James Randall had bought a packet of what he believed to be tobacco from someone, possibly a dock worker, at one of the many pubs in and around the City of London. The vendor had torn open the package just enough to allow him to test a sample of the tobacco, and he had handed over 2s for it. Later he discovered that instead a pound and a half of ‘baccy, all he had was a worthless mix of ‘sawdust and horsedung’.
The sailor had been ‘done’ but instead of accepting his bad luck he decided he would try to recover the situation. Later that day he was walking in the Minories in the City, close to its eastern edge, when he encountered a young lad named Thomas Watts. He offered him the parcel of ‘tobacco’ for 2s3d hoping to make a small profit from the deal.
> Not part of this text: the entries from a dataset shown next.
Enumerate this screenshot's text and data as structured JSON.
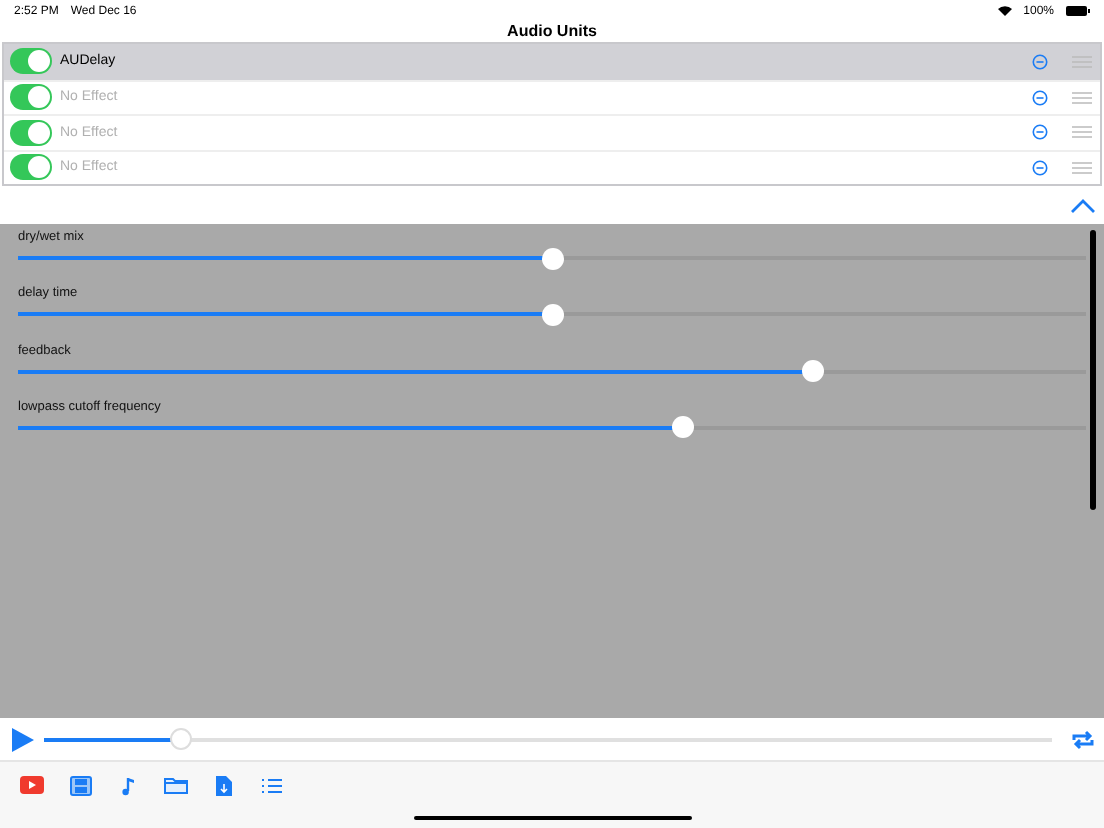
{
  "status_bar": {
    "time": "2:52 PM",
    "date": "Wed Dec 16",
    "battery": "100%"
  },
  "title": "Audio Units",
  "units": [
    {
      "name": "AUDelay",
      "on": true,
      "selected": true,
      "loaded": true
    },
    {
      "name": "No Effect",
      "on": true,
      "selected": false,
      "loaded": false
    },
    {
      "name": "No Effect",
      "on": true,
      "selected": false,
      "loaded": false
    },
    {
      "name": "No Effect",
      "on": true,
      "selected": false,
      "loaded": false
    }
  ],
  "parameters": [
    {
      "label": "dry/wet mix",
      "level": 0.5
    },
    {
      "label": "delay time",
      "level": 0.5
    },
    {
      "label": "feedback",
      "level": 0.745
    },
    {
      "label": "lowpass cutoff frequency",
      "level": 0.623
    }
  ],
  "transport": {
    "level": 0.135
  }
}
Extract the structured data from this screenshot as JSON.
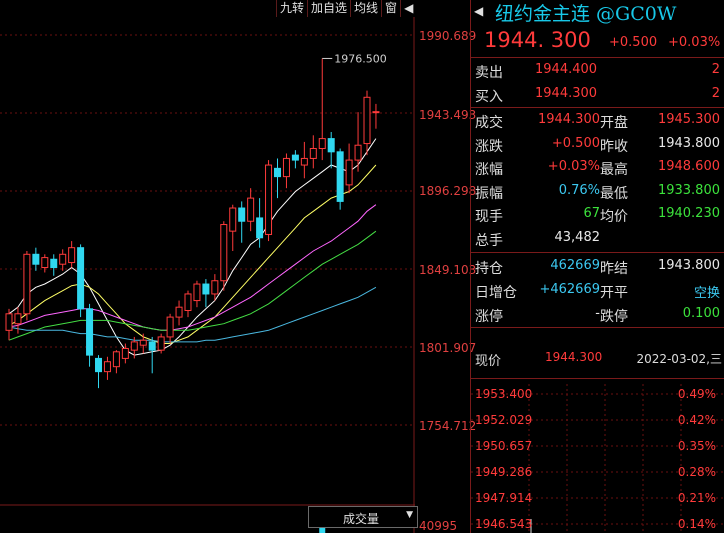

Watts, a ‘respectable’ youth, was unsure, and said no. Randall immediately dropped the price to 1s 9d, but Thomas still wavered. The sailor went to 1s 6d and Watts caved in. He handed over the money and was about to examine his purchase when a policeman ran up to the pair of them.
PC Hayton (588 City) had watched the transaction and knew Randall as a suspicious individual. He took the parcel and the plug sample of tobacco fell out soon followed by the worthless mixture of sawdust and manure. The copper quickly established that the boy had been ripped off and instructed Randall to give him his money back. He demurred at first but then complied. As Watts thanked the policeman the seaman took his chance and ran off.
The officer chased him across the City and caught up with him in Finsbury Circus where he arrested him. On the way to the station Randall confessed to knowing his parcel was valueless and so to trying to defraud Thomas. Not surprisingly then when he was produced at the Mansion House Police court Sir Robert Carden committed him for trial.
Randall was tried at the Old Bailey on the 22 October 1855 and found guilty on his own confession, he was 25 years of age. The judge sent him to prison for three months.
[from Reynolds’s Newspaper, Sunday, September 30, 1855]